“If you’ve made it to episode three, I guess you’ve put all questions aside and decided to enjoy it”


The Luminaries, BBC1 

“If you’ve made it to episode three of The Luminaries, I guess you’ve put all questions aside and decided to enjoy it. The plot is overstuffed with characters. Of the men, only Crosbie Wells is anything approaching well-drawn, and holds the attention thanks to a charismatic performance from Ewen Leslie. The best thing about The Luminaries is the production design - they built Hokitika township from scratch, and it never looks like a set. It is the one aspect of the drama that shines.”
Anita Singh, The Telegraph

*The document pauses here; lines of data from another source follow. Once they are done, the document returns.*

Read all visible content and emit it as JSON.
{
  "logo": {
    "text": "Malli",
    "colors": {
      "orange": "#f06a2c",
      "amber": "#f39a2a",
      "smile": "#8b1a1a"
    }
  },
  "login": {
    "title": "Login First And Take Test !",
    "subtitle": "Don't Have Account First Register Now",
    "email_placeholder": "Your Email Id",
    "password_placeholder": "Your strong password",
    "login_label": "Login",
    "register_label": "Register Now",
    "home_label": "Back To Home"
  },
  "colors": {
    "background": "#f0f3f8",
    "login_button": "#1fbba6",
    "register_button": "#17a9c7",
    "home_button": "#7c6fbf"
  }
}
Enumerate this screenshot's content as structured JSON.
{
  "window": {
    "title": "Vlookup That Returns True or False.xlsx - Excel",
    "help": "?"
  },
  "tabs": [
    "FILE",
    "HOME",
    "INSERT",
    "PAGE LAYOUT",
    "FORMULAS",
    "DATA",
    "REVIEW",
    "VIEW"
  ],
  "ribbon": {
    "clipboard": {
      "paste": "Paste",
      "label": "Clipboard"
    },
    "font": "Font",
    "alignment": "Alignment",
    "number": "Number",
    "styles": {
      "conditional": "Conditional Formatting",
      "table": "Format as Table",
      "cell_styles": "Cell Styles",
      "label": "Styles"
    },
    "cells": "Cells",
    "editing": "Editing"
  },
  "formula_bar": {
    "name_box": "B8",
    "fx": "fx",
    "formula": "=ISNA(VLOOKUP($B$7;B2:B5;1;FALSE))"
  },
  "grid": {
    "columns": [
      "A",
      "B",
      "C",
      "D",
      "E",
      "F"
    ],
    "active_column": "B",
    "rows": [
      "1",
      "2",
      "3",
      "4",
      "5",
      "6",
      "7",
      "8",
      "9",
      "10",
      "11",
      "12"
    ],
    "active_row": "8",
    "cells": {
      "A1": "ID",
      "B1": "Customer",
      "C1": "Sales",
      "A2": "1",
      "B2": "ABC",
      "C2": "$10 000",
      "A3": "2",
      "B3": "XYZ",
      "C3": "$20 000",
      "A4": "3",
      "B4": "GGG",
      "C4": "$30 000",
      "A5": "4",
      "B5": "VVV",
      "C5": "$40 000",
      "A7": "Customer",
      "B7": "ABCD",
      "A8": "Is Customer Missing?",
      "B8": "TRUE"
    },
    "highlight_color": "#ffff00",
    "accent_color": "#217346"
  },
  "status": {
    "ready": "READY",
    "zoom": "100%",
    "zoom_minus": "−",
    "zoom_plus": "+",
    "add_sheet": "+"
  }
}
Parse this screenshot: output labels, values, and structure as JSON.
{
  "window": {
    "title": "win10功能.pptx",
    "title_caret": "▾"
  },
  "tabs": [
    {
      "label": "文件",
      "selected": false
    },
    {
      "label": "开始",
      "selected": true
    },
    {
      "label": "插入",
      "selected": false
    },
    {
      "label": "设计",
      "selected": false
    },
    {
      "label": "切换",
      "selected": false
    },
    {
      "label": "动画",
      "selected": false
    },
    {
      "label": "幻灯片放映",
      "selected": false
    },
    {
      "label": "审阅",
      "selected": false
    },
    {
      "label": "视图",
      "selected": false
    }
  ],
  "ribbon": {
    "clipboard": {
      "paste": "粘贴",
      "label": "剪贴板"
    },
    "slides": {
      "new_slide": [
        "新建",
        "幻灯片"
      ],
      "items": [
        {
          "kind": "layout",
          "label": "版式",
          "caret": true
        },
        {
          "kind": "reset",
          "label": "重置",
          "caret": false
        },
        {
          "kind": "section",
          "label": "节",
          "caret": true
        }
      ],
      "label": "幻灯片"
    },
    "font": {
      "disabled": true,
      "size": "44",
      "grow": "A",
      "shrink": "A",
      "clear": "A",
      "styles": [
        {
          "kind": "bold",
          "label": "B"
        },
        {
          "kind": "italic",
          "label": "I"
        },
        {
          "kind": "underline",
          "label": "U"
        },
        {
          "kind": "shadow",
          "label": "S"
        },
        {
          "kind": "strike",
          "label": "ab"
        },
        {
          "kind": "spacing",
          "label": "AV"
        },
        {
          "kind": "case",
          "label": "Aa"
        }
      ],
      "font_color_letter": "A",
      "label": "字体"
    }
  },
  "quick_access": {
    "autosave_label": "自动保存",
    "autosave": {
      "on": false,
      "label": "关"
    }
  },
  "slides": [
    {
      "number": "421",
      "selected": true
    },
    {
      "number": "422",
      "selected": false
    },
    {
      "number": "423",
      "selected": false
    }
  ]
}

“Watching the first two-and-a-half hours was a bit like being in a drug-addled dream: coherent in some places, baffling in others — weird timelines, plot strings as clear as mud and the production seeming perfectly content with that. The acting, though, is good. Commendable given that the actors are carrying the handicap of a complex novel confusingly boiled down to six episodes by the author Eleanor Catton herself.”
Carol Midgley, The Times

A Killer Uncaged, Sky Crime 

While it sounds like your average inflammatory, exploitative true-crime documentary, this three-part series is actually a balanced and nuanced look at capital punishment and the moral complexities of justice in the US, and Texas in particular. For the first half of the episode, it is fairly true-crime-by-numbers. But the twists, though small, do come – and take the story in a new direction. In 1993, Texas changed its laws regarding jury selection.
Lucy Mangan, The Guardian


The British Soap Awards Celebrate 21 Years, ITV 

“This was a clip show hastily thrown together after the awards themselves were cancelled due to Covid-19. These awards may not have crossed your radar, but in short: they’re worse than the Baftas because the field is limited to five shows, but better than the Baftas because they have never been hosted by Stephen Fry. You can’t blame ITV for making this programme - the pandemic has decimated the schedules. But it wasn’t exactly riveting.”
Anita Singh, The Telegraph